What if you were a musician and could post your music on a platform that had the same features as Spotify, but instead of getting a tiny royalty you were paid most of its value? (Spotify has again lowered it’s payment per stream to $0.00397 on each stream of your track. With an average of 154 streams per track, you could expect a check for 61 cents in 2017… Try not to spend it all in one place!).
Music and entertainment in general are famously centralized industries where artists, authors, film makers and musicians capture only the tiniest sliver of the value of their creative work products. What if, instead of being beholden to one of the big 3 music labels (Warner Music, Sony Music and Universal Music Group) which control nearly 80% of the publishing rights streamed, you could crowdfund your own album production and concert tour, retaining ownership of your own intellectual property and selling royalty stakes to fans who commit to investing in your band?
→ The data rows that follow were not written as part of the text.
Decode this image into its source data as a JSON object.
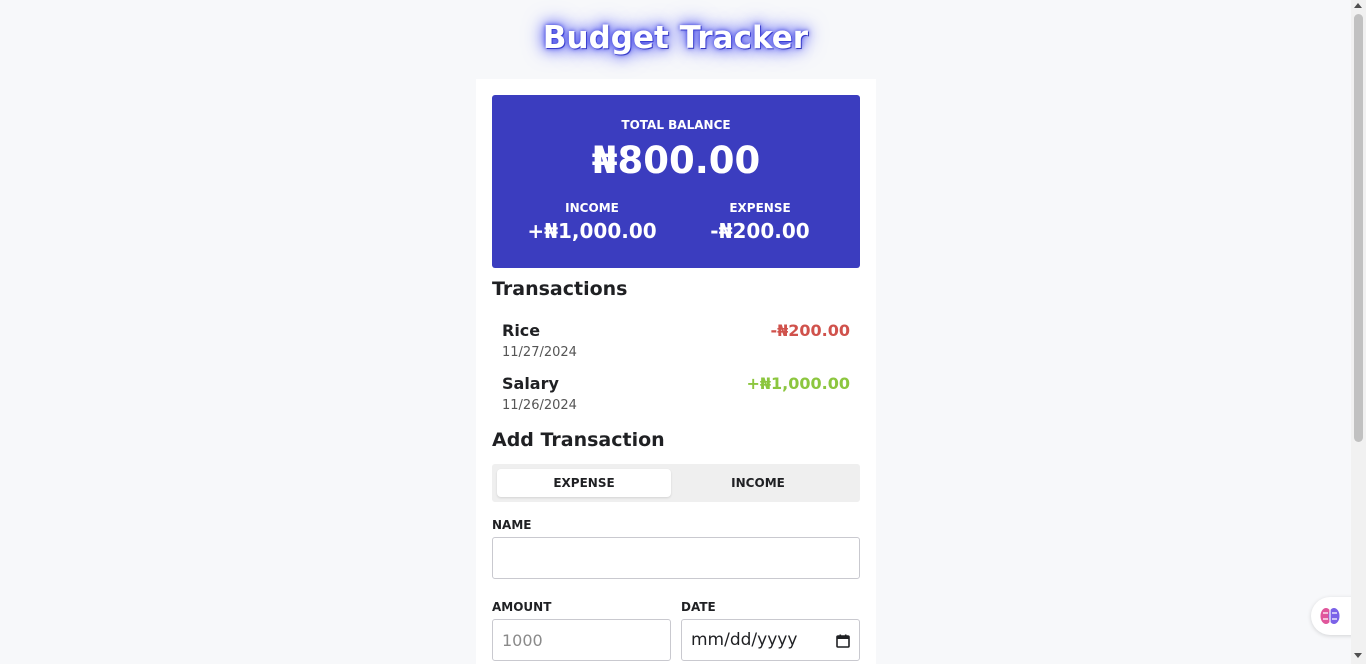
{
  "app": {
    "title": "Budget Tracker"
  },
  "balance": {
    "total_label": "TOTAL BALANCE",
    "total_amount": "₦800.00",
    "income_label": "INCOME",
    "income_amount": "+₦1,000.00",
    "expense_label": "EXPENSE",
    "expense_amount": "-₦200.00"
  },
  "transactions": {
    "heading": "Transactions",
    "items": [
      {
        "name": "Rice",
        "date": "11/27/2024",
        "amount": "-₦200.00",
        "type": "expense"
      },
      {
        "name": "Salary",
        "date": "11/26/2024",
        "amount": "+₦1,000.00",
        "type": "income"
      }
    ]
  },
  "add_transaction": {
    "heading": "Add Transaction",
    "tabs": [
      {
        "label": "EXPENSE",
        "active": true
      },
      {
        "label": "INCOME",
        "active": false
      }
    ],
    "name_label": "NAME",
    "name_value": "",
    "amount_label": "AMOUNT",
    "amount_placeholder": "1000",
    "date_label": "DATE",
    "date_placeholder": "mm/dd/yyyy"
  },
  "colors": {
    "balance_card": "#3b3dbf",
    "expense": "#d0524c",
    "income": "#8cc63f"
  },
  "icons": {
    "date_picker": "calendar-icon",
    "extension": "brain-icon"
  }
}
What if you could use the same platform to sell tickets to shows and merchandise without a label, ticketing platform or licensor taking a cut? Soundeon is trying to build this.
These are not pie-in-the-sky ideas. These are actual real-life companies who have funding, offices, flavored waters and softball teams. They all use blockchain technology to replace the traditional role of middle-men companies with direct transactions distributed across a network of computers and phones — instead of centralized in one company’s platform. They are all powered by a cryptocurrency (each blockchain platform requires a medium of exchange for computers in their network to conduct micro-transactions… this is the reason why there are so many different types of cryptocurrency tokens). And yes, the founders of these companies hope to get fabulously wealthy from their efforts… but the difference is that in order to participate in a blockchain platform, you have to own some of that platforms tokens… so the value of the tokens increases with more participants. The creators of the blockchain platforms get paid a percent of the total available tokens — and are gambling that enough people will join the platform and start using it that their tokens will continue to grow in value.
…Or the big companies can do it
All of this is excitingly democratic and disruptive — but of course there’s no reason why a large company that already dominates a market couldn’t build the same thing and shut out the startups before it gets toppled as this McKinsey report recommends they do and, one might argue, China just did.
Since the value of a platform primarily lies in its size (buyers join a platform with the most sellers and sellers join platforms with the most buyers), unseating any incumbent platform is an uphill struggle at best. For example, even TIDAL, helmed by Jay Z and Beyonce who bring massive press opportunities, investors, fans and talent still claims less than 2% of marketshare penetration of streaming services and is rumored to be running out of cash. Microsoft’s Xbox Music recently announced it was exiting the streaming music space. Even offering a much better deal for artists and subscribers alike, mounting a serious competitor to Spotify, Pandora and Apple Music is an uphill struggle at best.